I am an old woman now. The buffaloes and black-tail deer
are gone, and our Indian ways are almost gone. Sometimes I
find it hard to believe that I ever lived them.
My little son grew up in the white man's school. He can read
books, and he owns cattle and has a farm. He is a leader among
our Hidatsa people, helping teach them to follow the white
He is kind to me. We no longer live in an earth lodge, but
in a house with chimneys, and my son's wife cooks by a shove.
But for me, I cannot forget our old ways.
Often in summer I rise at daybreak and steal out to the corn

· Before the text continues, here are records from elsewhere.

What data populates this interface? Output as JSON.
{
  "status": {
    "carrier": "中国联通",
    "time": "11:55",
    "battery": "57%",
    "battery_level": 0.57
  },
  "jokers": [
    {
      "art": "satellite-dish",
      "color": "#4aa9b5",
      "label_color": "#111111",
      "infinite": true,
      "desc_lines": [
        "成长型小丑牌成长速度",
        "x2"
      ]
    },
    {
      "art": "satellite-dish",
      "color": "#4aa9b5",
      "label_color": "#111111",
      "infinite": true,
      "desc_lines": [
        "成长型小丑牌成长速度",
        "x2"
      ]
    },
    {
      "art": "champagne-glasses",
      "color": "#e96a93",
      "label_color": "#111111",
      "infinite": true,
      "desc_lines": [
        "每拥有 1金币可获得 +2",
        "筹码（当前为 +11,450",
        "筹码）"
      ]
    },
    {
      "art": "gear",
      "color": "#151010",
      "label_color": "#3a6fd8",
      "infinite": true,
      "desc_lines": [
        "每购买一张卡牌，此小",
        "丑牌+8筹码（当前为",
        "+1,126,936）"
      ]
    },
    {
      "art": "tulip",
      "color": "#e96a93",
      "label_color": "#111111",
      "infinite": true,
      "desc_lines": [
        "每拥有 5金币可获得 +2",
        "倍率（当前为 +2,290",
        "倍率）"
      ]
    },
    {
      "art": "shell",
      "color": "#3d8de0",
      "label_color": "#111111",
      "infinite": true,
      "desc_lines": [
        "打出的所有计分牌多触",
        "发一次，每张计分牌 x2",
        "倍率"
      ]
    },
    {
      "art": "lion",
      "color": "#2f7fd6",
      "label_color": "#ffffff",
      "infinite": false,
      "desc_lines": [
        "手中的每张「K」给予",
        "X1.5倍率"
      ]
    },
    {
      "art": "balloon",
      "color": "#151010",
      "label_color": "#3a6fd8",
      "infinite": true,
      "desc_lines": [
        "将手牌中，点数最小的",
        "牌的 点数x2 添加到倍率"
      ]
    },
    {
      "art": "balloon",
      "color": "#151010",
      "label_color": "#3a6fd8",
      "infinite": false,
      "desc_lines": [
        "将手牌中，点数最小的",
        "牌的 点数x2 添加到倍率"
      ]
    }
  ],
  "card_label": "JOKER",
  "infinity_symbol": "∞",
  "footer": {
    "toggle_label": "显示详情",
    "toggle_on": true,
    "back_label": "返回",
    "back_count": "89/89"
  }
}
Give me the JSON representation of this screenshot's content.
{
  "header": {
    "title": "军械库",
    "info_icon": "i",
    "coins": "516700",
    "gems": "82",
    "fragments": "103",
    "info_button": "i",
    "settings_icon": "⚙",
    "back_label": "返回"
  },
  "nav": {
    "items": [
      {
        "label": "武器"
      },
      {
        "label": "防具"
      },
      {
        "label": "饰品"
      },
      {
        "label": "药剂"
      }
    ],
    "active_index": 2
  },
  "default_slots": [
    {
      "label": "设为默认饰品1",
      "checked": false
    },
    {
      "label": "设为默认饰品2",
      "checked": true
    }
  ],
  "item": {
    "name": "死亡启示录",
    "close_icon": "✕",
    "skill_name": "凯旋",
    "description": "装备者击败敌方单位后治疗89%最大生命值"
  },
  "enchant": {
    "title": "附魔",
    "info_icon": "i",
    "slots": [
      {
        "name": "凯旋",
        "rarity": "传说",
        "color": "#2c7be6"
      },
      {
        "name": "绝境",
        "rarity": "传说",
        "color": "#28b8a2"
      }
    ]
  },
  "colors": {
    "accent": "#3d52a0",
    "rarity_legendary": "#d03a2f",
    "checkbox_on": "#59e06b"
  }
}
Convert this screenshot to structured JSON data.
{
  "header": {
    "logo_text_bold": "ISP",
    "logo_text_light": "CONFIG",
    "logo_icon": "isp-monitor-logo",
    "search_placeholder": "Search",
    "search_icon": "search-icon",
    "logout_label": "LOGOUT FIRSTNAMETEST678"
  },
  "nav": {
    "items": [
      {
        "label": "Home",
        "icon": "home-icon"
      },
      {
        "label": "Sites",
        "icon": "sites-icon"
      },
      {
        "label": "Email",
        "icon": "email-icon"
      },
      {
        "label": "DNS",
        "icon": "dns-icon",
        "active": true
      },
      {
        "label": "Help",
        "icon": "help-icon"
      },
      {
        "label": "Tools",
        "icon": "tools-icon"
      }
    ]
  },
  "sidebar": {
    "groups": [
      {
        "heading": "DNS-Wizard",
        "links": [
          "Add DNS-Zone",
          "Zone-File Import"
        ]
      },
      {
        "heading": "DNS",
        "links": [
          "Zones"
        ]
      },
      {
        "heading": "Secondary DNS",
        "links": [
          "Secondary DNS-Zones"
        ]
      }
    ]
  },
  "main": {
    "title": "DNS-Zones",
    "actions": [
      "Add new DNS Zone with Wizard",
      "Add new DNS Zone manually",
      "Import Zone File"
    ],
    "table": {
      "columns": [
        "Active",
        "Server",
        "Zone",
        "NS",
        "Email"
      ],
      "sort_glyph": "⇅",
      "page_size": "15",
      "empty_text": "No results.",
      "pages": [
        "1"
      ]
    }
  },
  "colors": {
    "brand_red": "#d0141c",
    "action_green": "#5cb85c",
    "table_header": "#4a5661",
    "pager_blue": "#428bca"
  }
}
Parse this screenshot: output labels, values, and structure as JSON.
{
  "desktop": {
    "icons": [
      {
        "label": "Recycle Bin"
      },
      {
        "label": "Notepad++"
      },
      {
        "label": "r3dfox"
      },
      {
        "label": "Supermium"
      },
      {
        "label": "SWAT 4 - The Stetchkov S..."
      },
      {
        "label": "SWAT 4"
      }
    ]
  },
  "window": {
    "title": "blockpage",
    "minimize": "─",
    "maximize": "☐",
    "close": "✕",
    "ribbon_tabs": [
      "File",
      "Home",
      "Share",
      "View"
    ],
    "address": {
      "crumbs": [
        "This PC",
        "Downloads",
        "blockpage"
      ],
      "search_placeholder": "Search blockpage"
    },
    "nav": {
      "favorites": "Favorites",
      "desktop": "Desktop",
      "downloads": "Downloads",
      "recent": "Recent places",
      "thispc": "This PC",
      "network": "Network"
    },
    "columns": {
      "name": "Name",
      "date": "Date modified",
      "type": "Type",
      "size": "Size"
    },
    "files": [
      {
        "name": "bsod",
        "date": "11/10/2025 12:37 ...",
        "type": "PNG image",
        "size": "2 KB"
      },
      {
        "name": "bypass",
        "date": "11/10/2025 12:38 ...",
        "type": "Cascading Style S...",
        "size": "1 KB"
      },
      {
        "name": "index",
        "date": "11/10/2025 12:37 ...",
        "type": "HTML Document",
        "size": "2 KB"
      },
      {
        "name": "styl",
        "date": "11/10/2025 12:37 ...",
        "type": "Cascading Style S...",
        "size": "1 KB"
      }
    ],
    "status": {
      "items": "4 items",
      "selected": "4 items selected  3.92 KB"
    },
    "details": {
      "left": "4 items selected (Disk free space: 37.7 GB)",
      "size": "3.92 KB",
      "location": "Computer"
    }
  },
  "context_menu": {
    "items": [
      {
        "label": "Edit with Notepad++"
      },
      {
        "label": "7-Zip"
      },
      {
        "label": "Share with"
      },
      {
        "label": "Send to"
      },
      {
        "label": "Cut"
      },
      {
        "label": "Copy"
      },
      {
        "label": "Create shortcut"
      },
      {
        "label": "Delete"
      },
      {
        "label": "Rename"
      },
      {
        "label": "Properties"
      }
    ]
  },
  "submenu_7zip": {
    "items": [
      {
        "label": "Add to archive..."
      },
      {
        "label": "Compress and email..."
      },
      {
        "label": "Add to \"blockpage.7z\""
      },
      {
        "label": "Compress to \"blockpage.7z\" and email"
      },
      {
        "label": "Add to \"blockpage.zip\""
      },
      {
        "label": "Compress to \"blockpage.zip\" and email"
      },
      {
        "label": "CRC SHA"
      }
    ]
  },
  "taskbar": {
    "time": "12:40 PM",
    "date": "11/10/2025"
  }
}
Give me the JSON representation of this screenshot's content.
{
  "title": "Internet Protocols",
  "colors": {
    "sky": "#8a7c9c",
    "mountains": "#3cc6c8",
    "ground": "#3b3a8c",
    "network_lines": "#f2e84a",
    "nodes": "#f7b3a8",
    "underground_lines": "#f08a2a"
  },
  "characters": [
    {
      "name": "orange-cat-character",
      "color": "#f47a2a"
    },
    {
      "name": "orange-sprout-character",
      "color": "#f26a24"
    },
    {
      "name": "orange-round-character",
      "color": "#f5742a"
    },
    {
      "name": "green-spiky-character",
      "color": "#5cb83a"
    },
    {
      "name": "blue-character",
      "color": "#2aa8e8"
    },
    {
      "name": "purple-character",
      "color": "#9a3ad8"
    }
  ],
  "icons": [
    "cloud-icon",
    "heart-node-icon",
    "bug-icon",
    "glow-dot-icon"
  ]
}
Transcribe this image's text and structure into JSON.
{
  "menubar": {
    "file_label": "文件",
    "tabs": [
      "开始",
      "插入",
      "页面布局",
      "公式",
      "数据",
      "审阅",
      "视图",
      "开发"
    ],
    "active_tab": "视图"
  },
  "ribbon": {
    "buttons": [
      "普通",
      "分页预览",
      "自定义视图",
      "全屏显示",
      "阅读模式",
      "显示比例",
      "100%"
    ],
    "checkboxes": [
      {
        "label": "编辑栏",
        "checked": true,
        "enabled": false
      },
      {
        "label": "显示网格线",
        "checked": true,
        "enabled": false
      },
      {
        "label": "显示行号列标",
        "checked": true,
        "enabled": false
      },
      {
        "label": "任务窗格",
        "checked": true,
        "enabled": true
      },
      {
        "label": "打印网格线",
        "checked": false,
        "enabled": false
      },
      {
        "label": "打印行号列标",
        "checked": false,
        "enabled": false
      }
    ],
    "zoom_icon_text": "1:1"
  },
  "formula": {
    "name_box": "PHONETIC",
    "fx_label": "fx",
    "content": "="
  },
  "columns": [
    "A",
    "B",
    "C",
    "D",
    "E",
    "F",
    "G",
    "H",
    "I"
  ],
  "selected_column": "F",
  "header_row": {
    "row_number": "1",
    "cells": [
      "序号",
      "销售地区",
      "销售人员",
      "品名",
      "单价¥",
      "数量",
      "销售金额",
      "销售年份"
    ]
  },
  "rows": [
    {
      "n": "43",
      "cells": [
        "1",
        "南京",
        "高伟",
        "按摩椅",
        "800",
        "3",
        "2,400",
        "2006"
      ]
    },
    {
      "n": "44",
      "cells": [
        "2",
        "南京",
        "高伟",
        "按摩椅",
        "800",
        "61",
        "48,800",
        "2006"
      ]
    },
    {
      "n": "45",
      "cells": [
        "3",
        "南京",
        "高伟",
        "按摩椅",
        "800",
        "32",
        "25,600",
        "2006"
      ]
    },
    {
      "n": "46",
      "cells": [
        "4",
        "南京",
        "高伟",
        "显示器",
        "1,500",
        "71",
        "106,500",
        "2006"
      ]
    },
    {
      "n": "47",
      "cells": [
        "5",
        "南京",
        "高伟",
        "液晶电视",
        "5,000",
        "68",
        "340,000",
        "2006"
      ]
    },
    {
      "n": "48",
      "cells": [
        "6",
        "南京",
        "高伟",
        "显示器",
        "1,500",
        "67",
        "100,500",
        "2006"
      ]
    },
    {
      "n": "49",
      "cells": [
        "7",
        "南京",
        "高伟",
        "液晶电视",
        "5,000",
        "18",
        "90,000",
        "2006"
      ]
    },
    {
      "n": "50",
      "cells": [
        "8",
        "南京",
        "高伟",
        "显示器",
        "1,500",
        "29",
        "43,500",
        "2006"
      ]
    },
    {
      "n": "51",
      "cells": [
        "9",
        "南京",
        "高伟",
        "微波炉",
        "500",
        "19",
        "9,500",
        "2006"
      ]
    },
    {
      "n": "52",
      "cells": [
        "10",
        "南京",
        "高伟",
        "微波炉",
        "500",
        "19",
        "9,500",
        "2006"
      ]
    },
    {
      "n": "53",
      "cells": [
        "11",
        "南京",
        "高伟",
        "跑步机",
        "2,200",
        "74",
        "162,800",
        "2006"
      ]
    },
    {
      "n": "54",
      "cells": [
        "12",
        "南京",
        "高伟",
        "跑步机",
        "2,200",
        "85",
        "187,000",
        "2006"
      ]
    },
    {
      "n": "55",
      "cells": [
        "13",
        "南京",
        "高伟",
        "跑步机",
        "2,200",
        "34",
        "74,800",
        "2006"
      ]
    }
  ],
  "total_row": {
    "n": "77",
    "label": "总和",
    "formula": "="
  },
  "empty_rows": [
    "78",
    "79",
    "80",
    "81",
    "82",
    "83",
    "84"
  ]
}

fields, and as I hoe the corn I sing to it, as we did when
I was young. No one cares for our corn songs now.
Sometimes in the evening I sit, looking out on the big Missouri.
The sun sets, and dusk steals over the water. In the shadows
I see again to see our Indian village, with smoke curling
upward from the earth lodges, and in the river's roar I hear
the yells of the warriors, and the laughter of little children
It is but an old woman's dream. Then I see but shadows and
hear only the roar of the river, and tears come into my eyes.
Our Indian life, I know, is gone forever.
Waheenee - Hidatsa (North Dakota)